§ REQUIRED ACTION
Go over the listing below line by line and tally those containing "name". Give only the tally.

§ INPUT RECORDS

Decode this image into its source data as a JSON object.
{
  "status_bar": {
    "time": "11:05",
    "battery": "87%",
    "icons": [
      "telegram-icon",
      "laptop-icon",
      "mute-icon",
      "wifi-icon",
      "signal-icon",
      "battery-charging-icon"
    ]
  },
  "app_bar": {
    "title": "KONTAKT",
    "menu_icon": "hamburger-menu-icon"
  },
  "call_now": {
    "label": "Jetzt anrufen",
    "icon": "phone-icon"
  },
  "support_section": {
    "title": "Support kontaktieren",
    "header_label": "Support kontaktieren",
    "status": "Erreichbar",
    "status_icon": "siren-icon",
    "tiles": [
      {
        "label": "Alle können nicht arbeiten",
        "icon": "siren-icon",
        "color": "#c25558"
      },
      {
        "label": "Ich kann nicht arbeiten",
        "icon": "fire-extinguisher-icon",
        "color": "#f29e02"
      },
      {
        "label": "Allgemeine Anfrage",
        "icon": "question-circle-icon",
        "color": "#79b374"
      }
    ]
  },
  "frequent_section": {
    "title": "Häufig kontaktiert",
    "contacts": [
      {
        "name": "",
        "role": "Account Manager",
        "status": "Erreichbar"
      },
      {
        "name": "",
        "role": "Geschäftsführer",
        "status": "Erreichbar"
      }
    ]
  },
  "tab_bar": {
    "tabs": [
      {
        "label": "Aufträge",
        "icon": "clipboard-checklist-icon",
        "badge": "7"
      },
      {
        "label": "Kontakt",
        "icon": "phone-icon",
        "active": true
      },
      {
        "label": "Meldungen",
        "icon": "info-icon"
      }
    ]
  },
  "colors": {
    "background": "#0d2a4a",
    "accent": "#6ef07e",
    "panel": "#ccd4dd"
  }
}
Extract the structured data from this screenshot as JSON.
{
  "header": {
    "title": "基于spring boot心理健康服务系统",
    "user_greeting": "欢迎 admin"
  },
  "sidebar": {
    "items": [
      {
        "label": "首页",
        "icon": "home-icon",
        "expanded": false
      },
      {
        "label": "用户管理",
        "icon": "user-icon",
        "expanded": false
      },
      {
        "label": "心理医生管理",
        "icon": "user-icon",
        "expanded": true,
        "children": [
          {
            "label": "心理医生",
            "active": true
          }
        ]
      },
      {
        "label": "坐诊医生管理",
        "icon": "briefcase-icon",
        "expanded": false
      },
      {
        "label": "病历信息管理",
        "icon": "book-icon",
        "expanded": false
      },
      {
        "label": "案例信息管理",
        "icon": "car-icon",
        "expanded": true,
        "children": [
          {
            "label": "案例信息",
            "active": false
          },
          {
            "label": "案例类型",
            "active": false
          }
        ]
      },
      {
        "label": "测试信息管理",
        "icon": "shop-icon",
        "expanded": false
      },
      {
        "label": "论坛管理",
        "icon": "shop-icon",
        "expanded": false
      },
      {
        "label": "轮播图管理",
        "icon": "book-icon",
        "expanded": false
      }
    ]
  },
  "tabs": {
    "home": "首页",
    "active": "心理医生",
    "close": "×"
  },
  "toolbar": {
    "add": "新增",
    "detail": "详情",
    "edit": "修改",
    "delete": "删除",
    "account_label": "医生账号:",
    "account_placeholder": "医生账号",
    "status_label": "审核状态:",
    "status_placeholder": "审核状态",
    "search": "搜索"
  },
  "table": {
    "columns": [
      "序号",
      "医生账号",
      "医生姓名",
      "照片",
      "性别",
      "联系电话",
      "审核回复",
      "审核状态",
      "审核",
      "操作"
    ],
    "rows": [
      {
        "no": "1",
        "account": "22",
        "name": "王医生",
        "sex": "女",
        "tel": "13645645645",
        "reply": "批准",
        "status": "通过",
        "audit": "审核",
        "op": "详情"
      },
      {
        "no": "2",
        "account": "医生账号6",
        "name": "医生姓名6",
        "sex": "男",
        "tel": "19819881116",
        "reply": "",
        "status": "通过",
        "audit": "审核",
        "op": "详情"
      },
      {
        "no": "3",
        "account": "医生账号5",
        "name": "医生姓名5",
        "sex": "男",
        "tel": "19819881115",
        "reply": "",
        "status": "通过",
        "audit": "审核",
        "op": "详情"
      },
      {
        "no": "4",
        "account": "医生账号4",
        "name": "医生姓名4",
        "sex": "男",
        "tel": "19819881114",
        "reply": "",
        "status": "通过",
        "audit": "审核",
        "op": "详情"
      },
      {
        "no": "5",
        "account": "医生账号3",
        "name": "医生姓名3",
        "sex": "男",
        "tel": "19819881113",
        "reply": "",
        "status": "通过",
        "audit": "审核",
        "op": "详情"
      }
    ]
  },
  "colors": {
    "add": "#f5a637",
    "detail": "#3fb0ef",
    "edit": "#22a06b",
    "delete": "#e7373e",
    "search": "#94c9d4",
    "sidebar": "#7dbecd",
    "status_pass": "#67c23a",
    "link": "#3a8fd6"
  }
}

§ WRITTEN RESPONSE
7